Alloying Pt with transition metals, such as Co and Ni, enhances the catalytic activity for the oxygen reduction reaction (ORR) at cathodes of polymer electrolyte fuel cells (PEFCs). The alloying process necessarily involves a high-temperature thermal annealing step that grows the size of catalyst nanoparticles above 4-5 nm. Particles of this size are known to be more stable under cyclic potentials as they are less prone to Pt dissolution and coalescence than finer scale 2-3 nm Pt particles.
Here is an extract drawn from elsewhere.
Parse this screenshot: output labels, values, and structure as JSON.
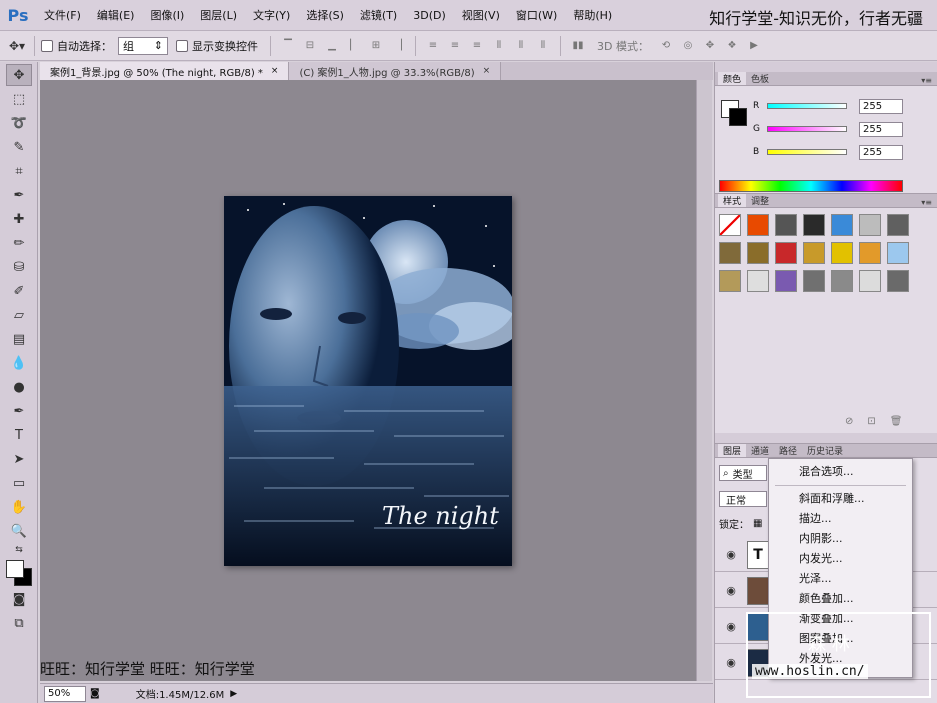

However, transition metals are unstable at operating fuel cell potentials and can leach out of the catalyst in the cathode and into the ionomer, resulting in loss of ORR activity.
Three formulations of Pt-Co alloy catalysts supported on high surface area carbon were subjected to accelerated stress tests (ASTs) in H2-N2 environment. The AST protocol consisted of repeated square waves with 0.6 V lower potential limit (LPL), 0.95 V upper potential limit (UPL), and 3-s holds at LPL and UPL. Changes in cell performance were monitored by measuring polarization in H2-air, high frequency resistance (HFR), electrochemical surface area (ECSA), impedance in air and helox (79% He, 21% O2), and mass activity. These measurements were made at beginning of life (BOL) and after 1000 (1k), 20,000 (20k) and 30,000 (30k) cycles. The three catalysts had a different initial Co content (34%, 20%, and 15%) and electrode microstructure. At BOL, transmission electron microscopy (TEM) analysis of the high-Co content (H) catalyst electrode, 0.2 mg/cm2 Pt loading, showed a “spongy” porous (hollow) catalyst nanoparticle morphology with ~6.7 nm median Pt-Co particle size after conditioning. The BOL medium-Co content (M) catalyst electrode, 0.1 mg/cm2 Pt loading, showed a crystalline fully alloyed catalyst nanparticle morphology with ~4.4 nm particle size after conditioning. The BOL low-Co content (L) catalyst electrode, 0.1 mg/cm2 Pt loading, also showed catalysts with a fully alloyed crystalline morphology with ~4.5 nm median particle size.
Post-mortem TEM analysis of aged electrode specimens showed different amounts of Co dissolution from the nanoparticles. There is an apparent direct relationship between the initial alloy Co content the amount of Co dissolved after potential cycles. WAXS analysis confirms significant Co loss from the nanoparticles and also indicates that the Pt-Pt d-spacing in Pt-Co alloy approaches the values typical of pure Pt particles. The effect of Co dissolution on the loss in specific activity for ORR is summarized in Fig. 1a. The data suggest that the specific activity depends not only on the initial Co content but also on the catalyst nanoparticle morphology and size. Even with 27-50% Co loss, the specific activity of Pt-Co alloy remains higher than 1000 mA/cm2-Pt, and exceeds the activity (650 mA/cm2-Pt) of pure Pt of similar particle size. The measured specific activities are consistent with a kinetic model and catalyst-specific choice of kinetic parameters.
The modeled ORR kinetic losses depend on specific activity, ECSA, catalyst loading, and kinetic parameters (electrode morphology). As shown in Fig. 1b, the H-catalyst electrode shows the smallest kinetic overpotentials (ηcs) due to high Pt loading, but has the fastest increase in ηcs with ageing because of low Co retention in the electrode. The L-catalyst electrode shows higher ηcs due to lower Pt loading but has a smaller increase in ηcs with ageing because of high Co retention. For this catalyst, increase in is mostly due to loss of ECSA with ageing. The M-catalyst electrode shows similar increase in ηcs with ageing as the L-catalyst electrode, but this increase is due to the combined effects of Co dissolution and ECSA loss.
The modeled increase in mass transfer overpotentials (ηm) with ageing correlates with Pt loading and ECSA loss and depends on the initial electrode morphology. There is no clear evidence of a relationship between Co dissolution (i.e., effect of Co2+ on O2 permeability in ionomer film) and the resulting increase in ηm.
The authors wish to acknowledge the financial support of the Fuel Cell Technologies Office and Fuel Cell Component R&D Team Lead, Dr. Dimitrios Papageorgopoulus, and Technology Development Manager, Dr. Nancy Garland. The authors also wish to acknowledge General Motors, IRD and Umicore for supplying materials used in this study. The submitted manuscript has been created by UChicago Argonne, LLC, Operator of Argonne National Laboratory (“Argonne”). Argonne, a U.S. Department of Energy Office of Science laboratory, is operated under Contract No. DE-AC02-06CH11357.